While the Coalition accusingly targets Labor for “class war” politics, Tuesday’s Essential poll reinforces the fact that Australians think there are classes and tag themselves and political parties to them.
The poll found 81% believe social classes still exist in Australia. Nearly one in two (48%) identified themselves as middle class and one third (34%) as working class. A tiny 2% were willing to describe themselves as upper class.
Asked whose interests the Labor Party mainly represents, 39% nominated the working class and 17% the middle class; 10% said the upper class. Only 8% said the ALP represents all classes; 13% said it represents none.
Just 15% said the Liberal Party mainly represents the middle class. A majority (53%) said it mainly represents upper-class people. Only 4% said the Liberals represent the working class; 12% said all classes and 4% said “none of them”. Some 28% of Liberal-National voters said the Liberals mainly represent the middle class and 29% said they represented all classes.
Since the question was asked in August 2014, the proportion thinking the Liberals represent the upper class has risen from 47% to 53%.
Independent polling analyst John Stirton, who was formerly Fairfax’s pollster, says that it seems “the 2014 Abbott/Hockey and the 2016 Turnbull/Morrison budgets might have reinforced some voters’ views of the Liberal Party as a party for the rich or an ‘upper class party’.
"This is a traditional perception among non-Liberal voters that seems to have become more widely held over the last couple of years, rising from 40% of all voters in 2013 to 53% now,” he said.
The question of class is much more complicated than simple self- description, as the 2015 “ANUpoll – Social class in Australia: Beyond the ‘working’ and ‘middle’ classes” points out.
But such basic figures indicate the sub-soil that Labor is seeking to tap into when it paints Malcolm Turnbull as a wealthy toff out of touch with the average person. They also highlight why Peta Credlin’s description of Turnbull last week as “Mr Harbourside Mansion” is seen as so potentially damaging.
There are two obviously contrasting ways of viewing Turnbull’s affluence in political terms and mobilising it into a narrative.
One is Labor’s approach: to suggest he’s someone who is removed from ordinary people’s lives and so can’t understand them.

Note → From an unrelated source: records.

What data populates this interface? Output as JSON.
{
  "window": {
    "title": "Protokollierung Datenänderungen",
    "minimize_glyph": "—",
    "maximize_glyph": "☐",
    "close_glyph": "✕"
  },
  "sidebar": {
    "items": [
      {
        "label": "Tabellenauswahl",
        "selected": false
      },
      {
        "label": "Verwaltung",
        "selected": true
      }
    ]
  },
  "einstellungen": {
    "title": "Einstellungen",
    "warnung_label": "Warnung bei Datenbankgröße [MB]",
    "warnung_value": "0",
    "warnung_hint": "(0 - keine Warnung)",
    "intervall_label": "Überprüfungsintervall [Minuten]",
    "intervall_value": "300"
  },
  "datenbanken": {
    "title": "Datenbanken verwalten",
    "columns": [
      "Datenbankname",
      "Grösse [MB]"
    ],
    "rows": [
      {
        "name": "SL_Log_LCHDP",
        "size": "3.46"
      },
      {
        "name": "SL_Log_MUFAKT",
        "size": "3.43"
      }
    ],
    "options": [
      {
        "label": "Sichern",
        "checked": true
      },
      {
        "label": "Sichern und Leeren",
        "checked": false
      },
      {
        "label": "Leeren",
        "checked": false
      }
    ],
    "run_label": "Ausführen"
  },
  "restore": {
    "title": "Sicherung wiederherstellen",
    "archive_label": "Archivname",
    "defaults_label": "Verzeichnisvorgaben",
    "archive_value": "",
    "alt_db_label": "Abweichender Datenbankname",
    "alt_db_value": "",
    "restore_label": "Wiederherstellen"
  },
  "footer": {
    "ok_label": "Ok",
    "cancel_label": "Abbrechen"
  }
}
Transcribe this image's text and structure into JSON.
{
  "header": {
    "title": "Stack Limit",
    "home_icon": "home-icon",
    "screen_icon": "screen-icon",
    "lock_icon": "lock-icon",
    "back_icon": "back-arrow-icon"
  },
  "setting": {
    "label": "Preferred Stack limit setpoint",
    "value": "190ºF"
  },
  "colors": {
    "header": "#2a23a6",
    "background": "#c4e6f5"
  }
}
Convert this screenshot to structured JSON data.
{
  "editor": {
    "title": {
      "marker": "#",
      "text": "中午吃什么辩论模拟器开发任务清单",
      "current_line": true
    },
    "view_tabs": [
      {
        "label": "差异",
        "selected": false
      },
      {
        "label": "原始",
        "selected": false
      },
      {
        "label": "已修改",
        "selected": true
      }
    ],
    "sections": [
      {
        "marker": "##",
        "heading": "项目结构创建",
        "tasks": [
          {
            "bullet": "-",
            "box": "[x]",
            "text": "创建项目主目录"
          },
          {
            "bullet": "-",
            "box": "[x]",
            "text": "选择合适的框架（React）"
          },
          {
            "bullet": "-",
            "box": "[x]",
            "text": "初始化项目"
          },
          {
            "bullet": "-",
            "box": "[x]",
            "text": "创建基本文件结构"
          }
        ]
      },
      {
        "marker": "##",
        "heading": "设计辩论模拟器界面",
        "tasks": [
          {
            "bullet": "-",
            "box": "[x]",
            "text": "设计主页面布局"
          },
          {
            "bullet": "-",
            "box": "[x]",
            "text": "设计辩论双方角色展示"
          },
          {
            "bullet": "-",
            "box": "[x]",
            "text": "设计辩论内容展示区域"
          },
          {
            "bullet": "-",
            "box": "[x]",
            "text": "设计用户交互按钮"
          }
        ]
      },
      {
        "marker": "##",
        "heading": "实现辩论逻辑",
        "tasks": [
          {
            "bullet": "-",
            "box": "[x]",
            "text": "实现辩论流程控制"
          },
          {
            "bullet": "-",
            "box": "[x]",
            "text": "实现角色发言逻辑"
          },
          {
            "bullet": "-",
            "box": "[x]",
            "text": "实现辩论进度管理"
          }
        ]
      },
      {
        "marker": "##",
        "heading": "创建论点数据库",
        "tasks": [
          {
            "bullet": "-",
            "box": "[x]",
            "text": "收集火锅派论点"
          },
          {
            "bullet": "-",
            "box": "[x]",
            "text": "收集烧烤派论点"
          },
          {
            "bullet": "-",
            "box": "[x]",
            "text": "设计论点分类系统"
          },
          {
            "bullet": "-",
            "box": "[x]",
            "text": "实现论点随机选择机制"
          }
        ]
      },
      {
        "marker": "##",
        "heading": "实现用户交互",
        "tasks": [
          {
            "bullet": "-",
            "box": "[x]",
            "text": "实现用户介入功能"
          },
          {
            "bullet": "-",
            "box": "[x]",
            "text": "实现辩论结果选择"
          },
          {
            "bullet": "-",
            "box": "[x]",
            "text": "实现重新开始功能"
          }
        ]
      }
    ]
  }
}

The alternative view, espoused by the Coalition, is that of Turnbull as the successful self-made man, which can feed into a wider story about aspiration.
But there is another, intermediate, view that says Turnbull mightn’t be “one of us” but is a viable leader. This is probably about where he is now, although over the months people have come to see him as less effective as a leader than they’d expected. The danger for him is that the further he slips on the effectiveness scale, the more risk that not being “one of us” comes into play.
Tuesday’s Essential poll has Labor ahead 51-49% (unchanged since the last poll) in two-party terms. For the first time more people disapprove than approve of the job Turnbull is doing (42-40%), a net rating of minus two which is down two since April.
The poll found 52% thought the campaign too long, a view perhaps vindicated by a slow Tuesday. The penalty rates debate, which is mainly being conducted on the left of politics, went into another day, with Shorten declaring of his Green critics, “I’ve never got stuck in a traffic jam behind a car load of Greens going to stand up for workers”.
Turnbull hammered Labor ever harder on border protection, doing an Abbott and getting on a patrol boat in Darwin.
The Coalition half cleaned off a barnacle by announcing a six month delay in the so-called “backpacker tax”, with its future to be reviewed post-election. Under the tax, that had been due to start July 1, those on working holidays were facing a rate of 32.5% from the first dollar earned. The tax has brought a backlash from rural areas, but the decision is inconclusive, providing no certainty about what a re-elected Coalition government would do.
The announcement was made by Assistant Treasurer Kelly O'Dwyer. It was one that presumably Treasurer Scott Morrison was happy to delegate, though to be fair he had flagged action in his news conference on budget day. O'Dwyer said Agriculture Minister Barnaby Joyce – who was not with her at the announcement – would lead the review.
Questioned later, Morrison said this was a very complicated issue, involving labour shortages in rural areas, visa integrity, and consistency of tax treatment. He said the results of the review would feed into the budget update at the end of the year.
The one exploding cracker of the day was the revelation that Labor frontbencher and member for Batman, David Feeney, had failed to declare on his register of interests a A$2.3 million house that is rented out and negatively geared. He and his wife brought the house in 2013 with the intention of renovating it and living there.